THE STORY - From the director of Still Walking, Like Father, Like Son and Nobody Knows. A film by Kore-Eda Hirokazu.
THE CAST - Lily Franky, Sakura Ando, Mayu Matsuoka, Kairi Jō, Miyu Sasaki & Kirin Kiki
THE TEAM - Hirokazu Kore-eda (Director/Writer)
THE RUNNING TIME - 121 Minutes
THE GOOD - An infusion of Kore-eda’s signature sentimental style with a socially-conscious message. Beautifully drawn characters and a subtle but powerful performance from Sakura Ando.
THE BAD - Occasionally some melodramatic touches feel contrived.
THE OSCAR PROSPECTS - Best Foreign Language Film
THE FINAL SCORE - 8/10
Read the FULL REVIEW
By Beatrice Loayza
Known for his humanist family dramas ("After The Storm," "Still Walking" & "Like, Father Like Son") director Hirokazu Kore-eda returns yet again to the questions that arguably guide his recent body of work-- what does it mean to belong in a family? What constitutes a family, anyway? Winner of the Palme d’Or at this years Cannes Film Festival, "Shoplifters" is perhaps Kore-eda’s most difficult appraisal of these issues, pitting empathy against moral ambiguity and privileging multiple experiences from an ensemble of flawed, complex characters.
Osamu Shibata (Lily Franky) and his wife Nobuya (Sakura Ando in one of the most subtle, but powerful dramatic performances of the year) live in poverty somewhere in Tokyo, along with their son, Shota (Kairi Jō), grandmother, Hatsue (the late Kirin Kiki), and teen daughter, Aki (Mayu Matsuoka). Osamu supposedly works as a day laborer, Nobuya as a cleaning lady, Aki as a sex worker at a peep show ala Paris, Texas-- but all members of the Shibata clan, including the young Shota, base their livelihoods primarily on shoplifting. In the opening scene of the film, a playful, jazzy, father-son operation resulting in a backpack full of stolen groceries, depicts the extent to which shoplifting has come to define the family, who have devised an entire series of hand signals to indicate the objects they intend to swipe.
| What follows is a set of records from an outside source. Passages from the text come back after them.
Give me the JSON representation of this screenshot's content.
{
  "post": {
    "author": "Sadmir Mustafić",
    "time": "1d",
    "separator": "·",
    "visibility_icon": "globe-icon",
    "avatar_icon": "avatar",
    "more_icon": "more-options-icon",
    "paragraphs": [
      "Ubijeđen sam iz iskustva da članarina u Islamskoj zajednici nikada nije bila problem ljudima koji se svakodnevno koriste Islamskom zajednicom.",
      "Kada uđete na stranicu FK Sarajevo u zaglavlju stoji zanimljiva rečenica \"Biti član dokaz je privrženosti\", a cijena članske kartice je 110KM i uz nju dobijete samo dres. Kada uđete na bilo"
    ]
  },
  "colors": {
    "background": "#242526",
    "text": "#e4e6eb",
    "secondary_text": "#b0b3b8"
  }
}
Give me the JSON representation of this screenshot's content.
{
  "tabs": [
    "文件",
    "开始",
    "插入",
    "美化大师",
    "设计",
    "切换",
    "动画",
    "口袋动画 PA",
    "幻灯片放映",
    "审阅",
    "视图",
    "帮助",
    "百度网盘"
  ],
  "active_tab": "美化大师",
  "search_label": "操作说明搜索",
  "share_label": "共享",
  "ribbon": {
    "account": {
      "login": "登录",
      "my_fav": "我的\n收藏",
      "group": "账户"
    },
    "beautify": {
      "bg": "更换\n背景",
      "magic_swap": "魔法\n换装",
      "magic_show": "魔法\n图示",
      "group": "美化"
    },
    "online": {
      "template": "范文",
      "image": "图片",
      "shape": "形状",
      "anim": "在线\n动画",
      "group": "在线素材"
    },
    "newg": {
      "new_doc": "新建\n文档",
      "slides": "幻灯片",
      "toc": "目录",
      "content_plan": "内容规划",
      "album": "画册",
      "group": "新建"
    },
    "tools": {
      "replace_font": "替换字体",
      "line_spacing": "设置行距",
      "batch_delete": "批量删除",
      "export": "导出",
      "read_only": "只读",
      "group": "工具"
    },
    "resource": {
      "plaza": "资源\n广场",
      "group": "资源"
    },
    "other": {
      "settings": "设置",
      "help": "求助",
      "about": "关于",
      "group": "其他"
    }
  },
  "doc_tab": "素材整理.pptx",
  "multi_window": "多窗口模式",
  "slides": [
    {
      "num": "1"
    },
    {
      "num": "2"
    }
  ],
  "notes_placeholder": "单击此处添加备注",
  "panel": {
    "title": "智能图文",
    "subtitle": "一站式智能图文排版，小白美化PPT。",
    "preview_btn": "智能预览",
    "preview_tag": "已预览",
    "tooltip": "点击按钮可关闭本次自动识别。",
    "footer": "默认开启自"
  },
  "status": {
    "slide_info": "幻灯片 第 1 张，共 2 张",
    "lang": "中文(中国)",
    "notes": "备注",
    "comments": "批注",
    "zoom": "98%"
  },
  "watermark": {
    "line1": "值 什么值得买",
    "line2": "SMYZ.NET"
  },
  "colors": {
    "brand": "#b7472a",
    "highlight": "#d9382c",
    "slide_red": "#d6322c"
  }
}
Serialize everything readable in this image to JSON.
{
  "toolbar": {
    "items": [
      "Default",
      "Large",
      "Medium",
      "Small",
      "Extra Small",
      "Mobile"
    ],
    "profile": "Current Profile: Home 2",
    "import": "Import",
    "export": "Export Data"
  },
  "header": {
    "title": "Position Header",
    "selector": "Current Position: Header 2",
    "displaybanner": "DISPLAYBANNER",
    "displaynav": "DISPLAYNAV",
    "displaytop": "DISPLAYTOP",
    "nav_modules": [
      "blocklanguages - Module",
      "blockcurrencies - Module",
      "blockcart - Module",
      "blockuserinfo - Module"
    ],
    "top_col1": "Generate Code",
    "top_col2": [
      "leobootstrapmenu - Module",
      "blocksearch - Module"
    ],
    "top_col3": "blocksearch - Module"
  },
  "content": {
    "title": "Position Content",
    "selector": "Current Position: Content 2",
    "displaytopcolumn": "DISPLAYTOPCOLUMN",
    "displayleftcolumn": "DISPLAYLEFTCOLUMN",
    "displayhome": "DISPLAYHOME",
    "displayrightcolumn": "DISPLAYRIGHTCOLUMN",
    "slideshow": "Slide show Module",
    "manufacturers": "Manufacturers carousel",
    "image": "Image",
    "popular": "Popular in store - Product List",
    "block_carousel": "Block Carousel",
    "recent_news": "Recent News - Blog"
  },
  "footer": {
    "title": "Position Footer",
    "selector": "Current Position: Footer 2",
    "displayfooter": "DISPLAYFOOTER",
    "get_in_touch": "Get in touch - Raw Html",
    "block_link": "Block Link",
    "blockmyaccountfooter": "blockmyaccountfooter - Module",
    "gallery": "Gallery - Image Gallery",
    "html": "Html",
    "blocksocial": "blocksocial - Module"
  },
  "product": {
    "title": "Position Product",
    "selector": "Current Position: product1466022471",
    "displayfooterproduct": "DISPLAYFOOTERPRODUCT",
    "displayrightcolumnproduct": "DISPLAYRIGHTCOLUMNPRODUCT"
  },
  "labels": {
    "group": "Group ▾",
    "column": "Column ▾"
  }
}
Coming home from an afternoon of ragtag maneuverings, Osamu and Shota find a five-year-old girl alone and shivering out on the street, and decide to bring her home to warm up, and for some noodles and croquettes. It’s soon evident that the girl, Yuri (Miya Sasaki), is subject to abuse in her household, which persuades Osamu and Nobuya to keep her as their own.
Unorthodox as it may be, the couple are no strangers to unofficial adoption, as it becomes clear that none of the family members are related by blood, but rather, held together by an emotional bond rooted in shared struggle and need. Influenced by reports of the poverty resulting from the 2009 Japanese Recession, "Shoplifters" is a portrait of how a community is formed by those who have been stripped of the privileges that belong to mainstream society. That the Shibatu’s rely on shoplifting as their main source of income, and go so far as to shoplift a new child to call their own, reframes the typically frowned upon action as something potentially dignifying-- emblematic of an unabashed striving to exist and seek happiness in a world that is otherwise indifferent, if not hostile. Yet Kore-eda inflects these efforts with the melancholy reality of social convention and bureaucracy that prevents the hopes and desires of our family of shoplifters from actualizing.
Though the main narrative thread latches on to the reasons, and later consequences, of Yuri’s illicit integration into the Shibatu family, "Shoplifters" veers into observational vignettes that probe deeper into the unique circumstances of each family member. The effect is a more egalitarian portrait of the family as a whole, which serves to vindicate not a singular, exceptional reasoning for this normatively “illegitimate” way of life, but the spirit of an entire people. Because of the film’s symbolic scope, and the resulting attention it gives to several characters, Kore-eda forgoes some of the sentimental resonance so easily built-up in his single-protagonist reliant films of recent years, which occasionally makes his usual melodramatic touches feel contrived. But perhaps Kore-eda, so keen on infusing his signature emotional style with a new socially-conscious purpose, is here less interested in crafting another relatable family fable than he is in planting within us an enduring, and more intellectual form of empathy.